## THE TASK
Except for the images, repeat the entries below word for word.

## RECORDS FOR THIS EXERCISE
- - - - - - -
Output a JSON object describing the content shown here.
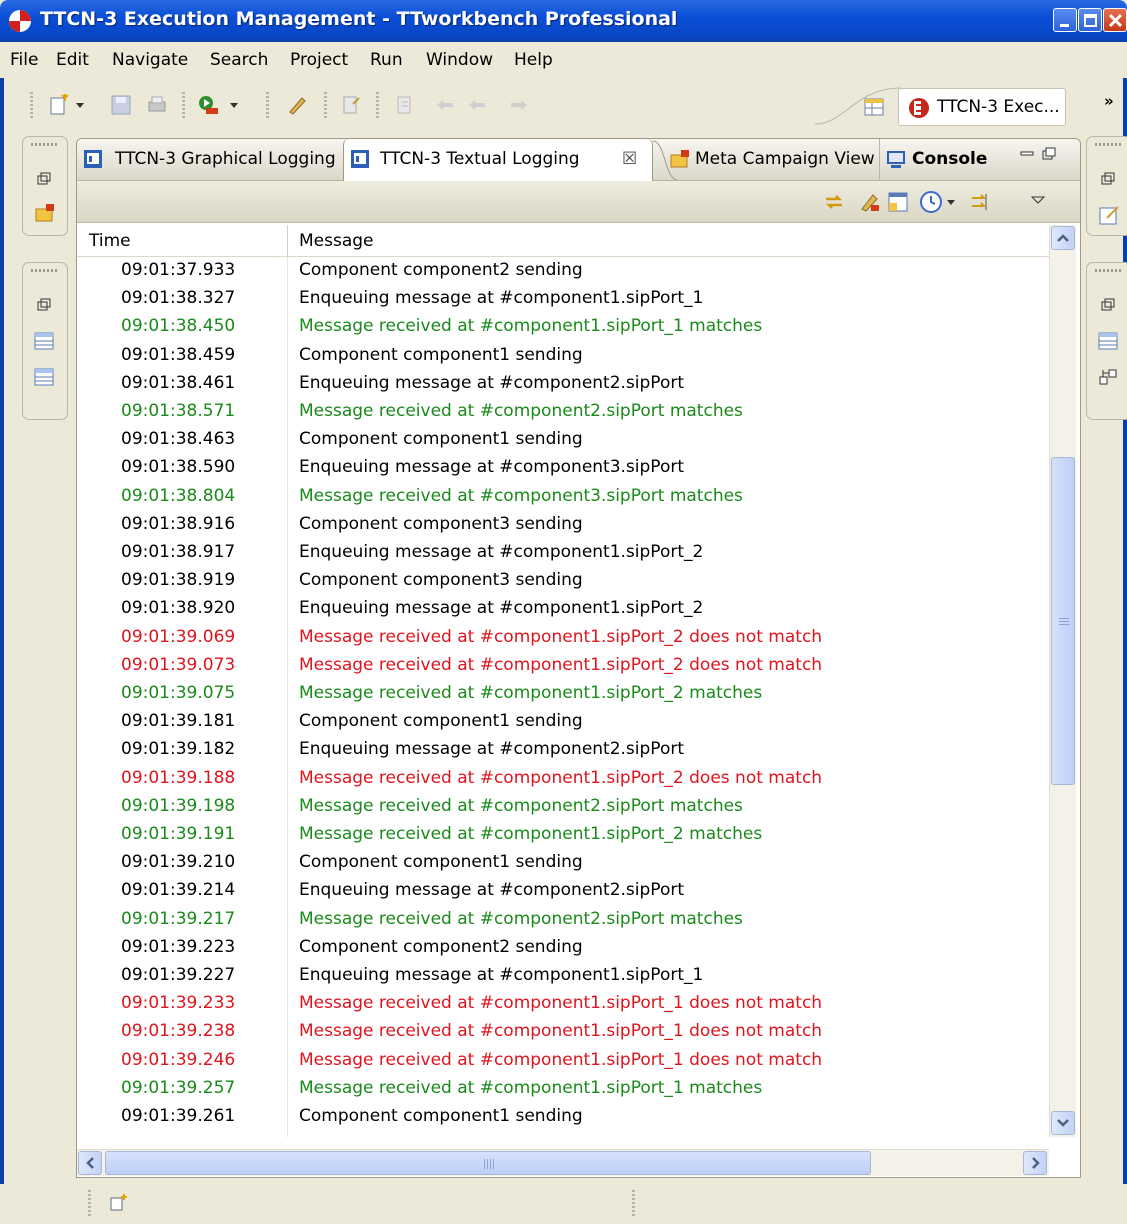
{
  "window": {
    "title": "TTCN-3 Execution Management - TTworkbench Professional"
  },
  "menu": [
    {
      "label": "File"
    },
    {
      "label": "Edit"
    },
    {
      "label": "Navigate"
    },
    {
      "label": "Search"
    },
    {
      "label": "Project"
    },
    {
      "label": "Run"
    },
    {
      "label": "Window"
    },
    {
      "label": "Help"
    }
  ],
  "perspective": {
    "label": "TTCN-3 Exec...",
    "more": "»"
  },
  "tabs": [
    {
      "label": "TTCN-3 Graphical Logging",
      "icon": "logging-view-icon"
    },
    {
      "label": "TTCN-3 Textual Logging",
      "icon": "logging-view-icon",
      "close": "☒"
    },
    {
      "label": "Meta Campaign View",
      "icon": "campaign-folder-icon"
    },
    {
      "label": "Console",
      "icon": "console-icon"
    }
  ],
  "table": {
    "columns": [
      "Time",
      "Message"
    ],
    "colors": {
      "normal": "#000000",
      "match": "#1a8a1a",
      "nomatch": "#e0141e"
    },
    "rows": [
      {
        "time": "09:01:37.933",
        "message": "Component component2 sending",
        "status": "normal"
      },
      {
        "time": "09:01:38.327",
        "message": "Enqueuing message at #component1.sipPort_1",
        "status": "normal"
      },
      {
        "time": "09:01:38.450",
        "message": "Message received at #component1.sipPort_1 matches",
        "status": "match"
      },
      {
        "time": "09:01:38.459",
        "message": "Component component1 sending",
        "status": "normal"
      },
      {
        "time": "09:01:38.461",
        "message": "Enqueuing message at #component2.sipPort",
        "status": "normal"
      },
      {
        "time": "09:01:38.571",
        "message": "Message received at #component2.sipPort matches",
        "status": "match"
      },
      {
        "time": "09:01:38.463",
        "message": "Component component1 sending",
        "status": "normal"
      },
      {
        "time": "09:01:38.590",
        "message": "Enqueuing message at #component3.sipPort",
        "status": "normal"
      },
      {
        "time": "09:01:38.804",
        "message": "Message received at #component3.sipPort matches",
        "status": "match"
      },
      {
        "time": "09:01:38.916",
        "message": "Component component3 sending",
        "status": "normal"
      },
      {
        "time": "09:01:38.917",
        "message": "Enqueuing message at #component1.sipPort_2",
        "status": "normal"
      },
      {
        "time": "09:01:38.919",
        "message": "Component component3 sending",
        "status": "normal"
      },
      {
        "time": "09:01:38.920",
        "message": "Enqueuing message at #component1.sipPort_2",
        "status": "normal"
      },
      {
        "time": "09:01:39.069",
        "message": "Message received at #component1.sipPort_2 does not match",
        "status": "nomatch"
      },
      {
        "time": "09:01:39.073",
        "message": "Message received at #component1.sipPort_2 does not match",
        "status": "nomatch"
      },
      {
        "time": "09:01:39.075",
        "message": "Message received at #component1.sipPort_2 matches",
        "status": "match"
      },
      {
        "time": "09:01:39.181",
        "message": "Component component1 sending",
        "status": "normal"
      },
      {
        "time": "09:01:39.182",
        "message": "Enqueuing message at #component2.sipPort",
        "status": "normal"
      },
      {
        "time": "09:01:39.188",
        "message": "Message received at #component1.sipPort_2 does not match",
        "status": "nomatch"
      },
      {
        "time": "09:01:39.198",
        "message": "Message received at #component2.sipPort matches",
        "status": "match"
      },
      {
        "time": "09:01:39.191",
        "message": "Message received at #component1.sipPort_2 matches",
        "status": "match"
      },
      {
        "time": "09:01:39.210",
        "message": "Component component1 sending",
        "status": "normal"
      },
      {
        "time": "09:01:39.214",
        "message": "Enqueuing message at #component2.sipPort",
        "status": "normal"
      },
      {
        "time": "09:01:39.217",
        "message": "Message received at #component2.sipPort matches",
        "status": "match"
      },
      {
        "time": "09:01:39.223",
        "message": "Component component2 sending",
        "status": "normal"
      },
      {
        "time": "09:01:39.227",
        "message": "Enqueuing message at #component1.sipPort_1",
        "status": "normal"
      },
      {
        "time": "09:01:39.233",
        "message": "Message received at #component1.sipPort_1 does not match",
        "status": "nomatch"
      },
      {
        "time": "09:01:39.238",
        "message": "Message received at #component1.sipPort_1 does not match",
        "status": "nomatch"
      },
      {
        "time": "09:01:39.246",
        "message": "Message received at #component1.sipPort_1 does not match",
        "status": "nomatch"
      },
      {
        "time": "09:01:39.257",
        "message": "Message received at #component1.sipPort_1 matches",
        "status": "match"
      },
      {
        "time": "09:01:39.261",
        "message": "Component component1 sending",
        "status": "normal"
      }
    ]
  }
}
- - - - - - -
## RESPONSE TO THIS EXERCISE
Output a JSON object describing the content shown here.
{
  "window": {
    "title": "TTCN-3 Execution Management - TTworkbench Professional"
  },
  "menu": [
    {
      "label": "File"
    },
    {
      "label": "Edit"
    },
    {
      "label": "Navigate"
    },
    {
      "label": "Search"
    },
    {
      "label": "Project"
    },
    {
      "label": "Run"
    },
    {
      "label": "Window"
    },
    {
      "label": "Help"
    }
  ],
  "perspective": {
    "label": "TTCN-3 Exec...",
    "more": "»"
  },
  "tabs": [
    {
      "label": "TTCN-3 Graphical Logging",
      "icon": "logging-view-icon"
    },
    {
      "label": "TTCN-3 Textual Logging",
      "icon": "logging-view-icon",
      "close": "☒"
    },
    {
      "label": "Meta Campaign View",
      "icon": "campaign-folder-icon"
    },
    {
      "label": "Console",
      "icon": "console-icon"
    }
  ],
  "table": {
    "columns": [
      "Time",
      "Message"
    ],
    "colors": {
      "normal": "#000000",
      "match": "#1a8a1a",
      "nomatch": "#e0141e"
    },
    "rows": [
      {
        "time": "09:01:37.933",
        "message": "Component component2 sending",
        "status": "normal"
      },
      {
        "time": "09:01:38.327",
        "message": "Enqueuing message at #component1.sipPort_1",
        "status": "normal"
      },
      {
        "time": "09:01:38.450",
        "message": "Message received at #component1.sipPort_1 matches",
        "status": "match"
      },
      {
        "time": "09:01:38.459",
        "message": "Component component1 sending",
        "status": "normal"
      },
      {
        "time": "09:01:38.461",
        "message": "Enqueuing message at #component2.sipPort",
        "status": "normal"
      },
      {
        "time": "09:01:38.571",
        "message": "Message received at #component2.sipPort matches",
        "status": "match"
      },
      {
        "time": "09:01:38.463",
        "message": "Component component1 sending",
        "status": "normal"
      },
      {
        "time": "09:01:38.590",
        "message": "Enqueuing message at #component3.sipPort",
        "status": "normal"
      },
      {
        "time": "09:01:38.804",
        "message": "Message received at #component3.sipPort matches",
        "status": "match"
      },
      {
        "time": "09:01:38.916",
        "message": "Component component3 sending",
        "status": "normal"
      },
      {
        "time": "09:01:38.917",
        "message": "Enqueuing message at #component1.sipPort_2",
        "status": "normal"
      },
      {
        "time": "09:01:38.919",
        "message": "Component component3 sending",
        "status": "normal"
      },
      {
        "time": "09:01:38.920",
        "message": "Enqueuing message at #component1.sipPort_2",
        "status": "normal"
      },
      {
        "time": "09:01:39.069",
        "message": "Message received at #component1.sipPort_2 does not match",
        "status": "nomatch"
      },
      {
        "time": "09:01:39.073",
        "message": "Message received at #component1.sipPort_2 does not match",
        "status": "nomatch"
      },
      {
        "time": "09:01:39.075",
        "message": "Message received at #component1.sipPort_2 matches",
        "status": "match"
      },
      {
        "time": "09:01:39.181",
        "message": "Component component1 sending",
        "status": "normal"
      },
      {
        "time": "09:01:39.182",
        "message": "Enqueuing message at #component2.sipPort",
        "status": "normal"
      },
      {
        "time": "09:01:39.188",
        "message": "Message received at #component1.sipPort_2 does not match",
        "status": "nomatch"
      },
      {
        "time": "09:01:39.198",
        "message": "Message received at #component2.sipPort matches",
        "status": "match"
      },
      {
        "time": "09:01:39.191",
        "message": "Message received at #component1.sipPort_2 matches",
        "status": "match"
      },
      {
        "time": "09:01:39.210",
        "message": "Component component1 sending",
        "status": "normal"
      },
      {
        "time": "09:01:39.214",
        "message": "Enqueuing message at #component2.sipPort",
        "status": "normal"
      },
      {
        "time": "09:01:39.217",
        "message": "Message received at #component2.sipPort matches",
        "status": "match"
      },
      {
        "time": "09:01:39.223",
        "message": "Component component2 sending",
        "status": "normal"
      },
      {
        "time": "09:01:39.227",
        "message": "Enqueuing message at #component1.sipPort_1",
        "status": "normal"
      },
      {
        "time": "09:01:39.233",
        "message": "Message received at #component1.sipPort_1 does not match",
        "status": "nomatch"
      },
      {
        "time": "09:01:39.238",
        "message": "Message received at #component1.sipPort_1 does not match",
        "status": "nomatch"
      },
      {
        "time": "09:01:39.246",
        "message": "Message received at #component1.sipPort_1 does not match",
        "status": "nomatch"
      },
      {
        "time": "09:01:39.257",
        "message": "Message received at #component1.sipPort_1 matches",
        "status": "match"
      },
      {
        "time": "09:01:39.261",
        "message": "Component component1 sending",
        "status": "normal"
      }
    ]
  }
}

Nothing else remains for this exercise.